==== Dataset records ====

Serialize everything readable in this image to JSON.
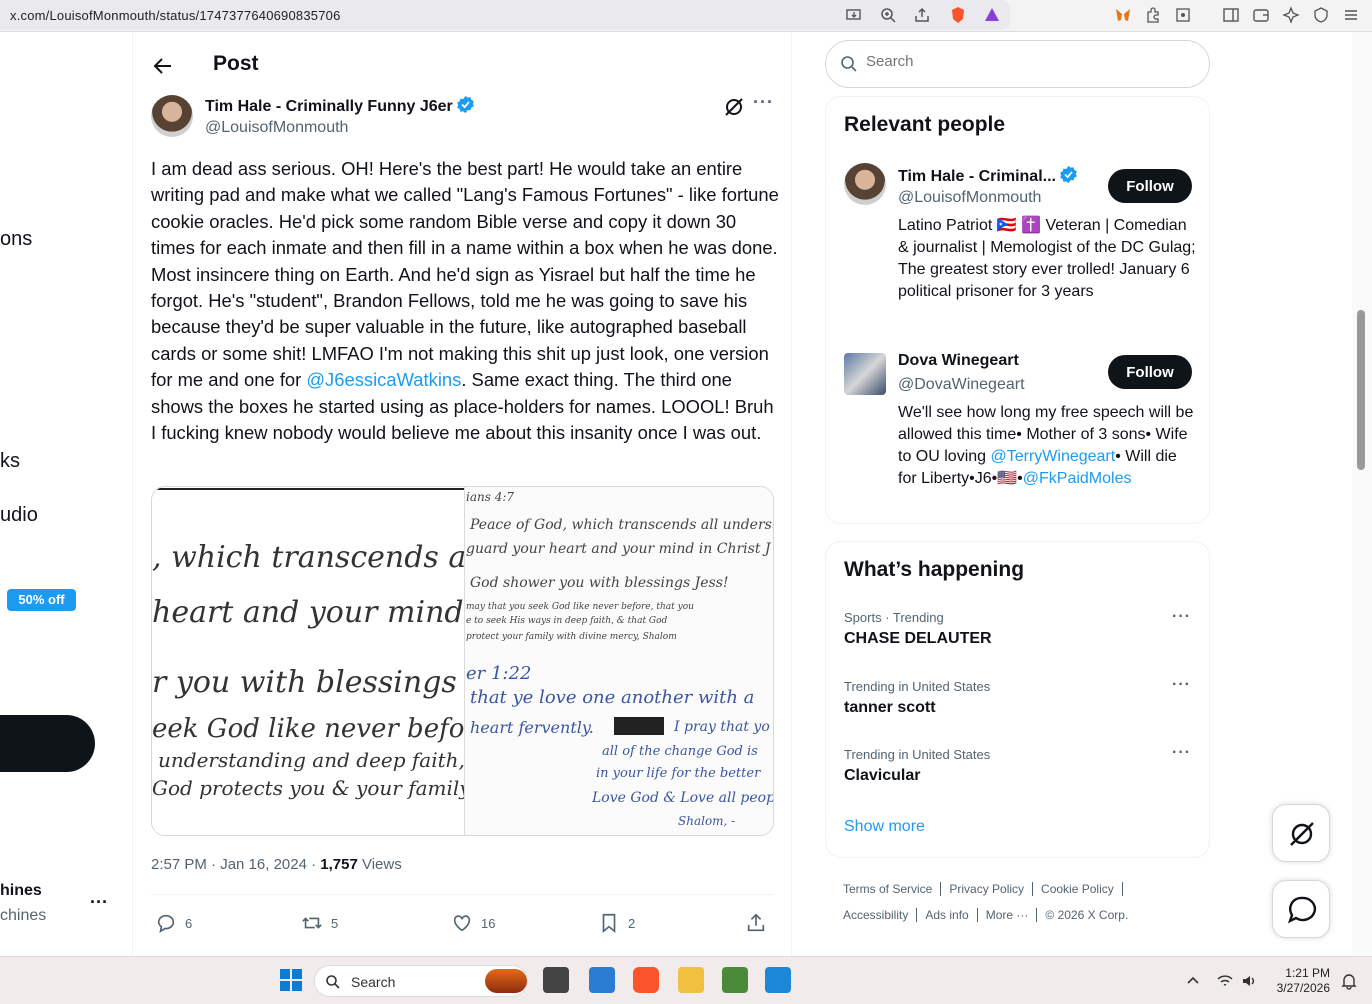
{
  "browser": {
    "url": "x.com/LouisofMonmouth/status/1747377640690835706"
  },
  "left_nav": {
    "fragments": [
      "ons",
      "ks",
      "udio"
    ],
    "promo_badge": "50% off",
    "account_name": "hines",
    "account_handle": "chines"
  },
  "post": {
    "header_title": "Post",
    "author_name": "Tim Hale - Criminally Funny J6er",
    "author_handle": "@LouisofMonmouth",
    "body_part1": "I am dead ass serious. OH! Here's the best part! He would take an entire writing pad and make what we called \"Lang's Famous Fortunes\" - like fortune cookie oracles. He'd pick some random Bible verse and copy it down 30 times for each inmate and then fill in a name within a box when he was done. Most insincere thing on Earth. And he'd sign as Yisrael but half the time he forgot. He's \"student\", Brandon Fellows, told me he was going to save his because they'd be super valuable in the future, like autographed baseball cards or some shit! LMFAO I'm not making this shit up just look, one version for me and one for ",
    "body_mention": "@J6essicaWatkins",
    "body_part2": ". Same exact thing. The third one shows the boxes he started using as place-holders for names. LOOOL! Bruh I fucking knew nobody would believe me about this insanity once I was out.",
    "image1_lines": [
      ", which transcends all",
      "heart and your mind",
      "r you with blessings T",
      "eek God like never before",
      "understanding and deep faith, &",
      "God protects you & your family,"
    ],
    "image2_lines": [
      "ians 4:7",
      "Peace of God, which transcends all understan",
      "guard your heart and your mind in Christ J",
      "God shower you with blessings Jess!",
      "may that you seek God like never before, that you",
      "e to seek His ways in deep faith, & that God",
      "protect your family with divine mercy, Shalom",
      "er 1:22",
      "that ye love one another with a",
      "heart fervently.",
      "I pray that yo",
      "all of the change God is",
      "in your life for the better",
      "Love God & Love all people",
      "Shalom, -"
    ],
    "time": "2:57 PM · Jan 16, 2024 · ",
    "views_count": "1,757",
    "views_label": " Views",
    "replies": "6",
    "reposts": "5",
    "likes": "16",
    "bookmarks": "2"
  },
  "right": {
    "search_placeholder": "Search",
    "relevant_title": "Relevant people",
    "people": [
      {
        "name": "Tim Hale - Criminal...",
        "handle": "@LouisofMonmouth",
        "bio": "Latino Patriot 🇵🇷 ✝️ Veteran | Comedian & journalist | Memologist of the DC Gulag; The greatest story ever trolled! January 6 political prisoner for 3 years",
        "follow": "Follow"
      },
      {
        "name": "Dova Winegeart",
        "handle": "@DovaWinegeart",
        "bio_a": "We'll see how long my free speech will be allowed this time• Mother of 3 sons• Wife to OU loving ",
        "bio_mention1": "@TerryWinegeart",
        "bio_b": "• Will die for Liberty•J6•🇺🇸•",
        "bio_mention2": "@FkPaidMoles",
        "follow": "Follow"
      }
    ],
    "happening_title": "What’s happening",
    "trends": [
      {
        "category": "Sports · Trending",
        "name": "CHASE DELAUTER"
      },
      {
        "category": "Trending in United States",
        "name": "tanner scott"
      },
      {
        "category": "Trending in United States",
        "name": "Clavicular"
      }
    ],
    "show_more": "Show more",
    "footer_row1": [
      "Terms of Service",
      "Privacy Policy",
      "Cookie Policy"
    ],
    "footer_row2": [
      "Accessibility",
      "Ads info",
      "More ···"
    ],
    "copyright": "© 2026 X Corp."
  },
  "taskbar": {
    "search_label": "Search",
    "time": "1:21 PM",
    "date": "3/27/2026"
  },
  "colors": {
    "accent": "#1d9bf0",
    "text": "#0f1419",
    "muted": "#536471"
  }
}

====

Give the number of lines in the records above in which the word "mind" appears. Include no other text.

[Expected answer]
2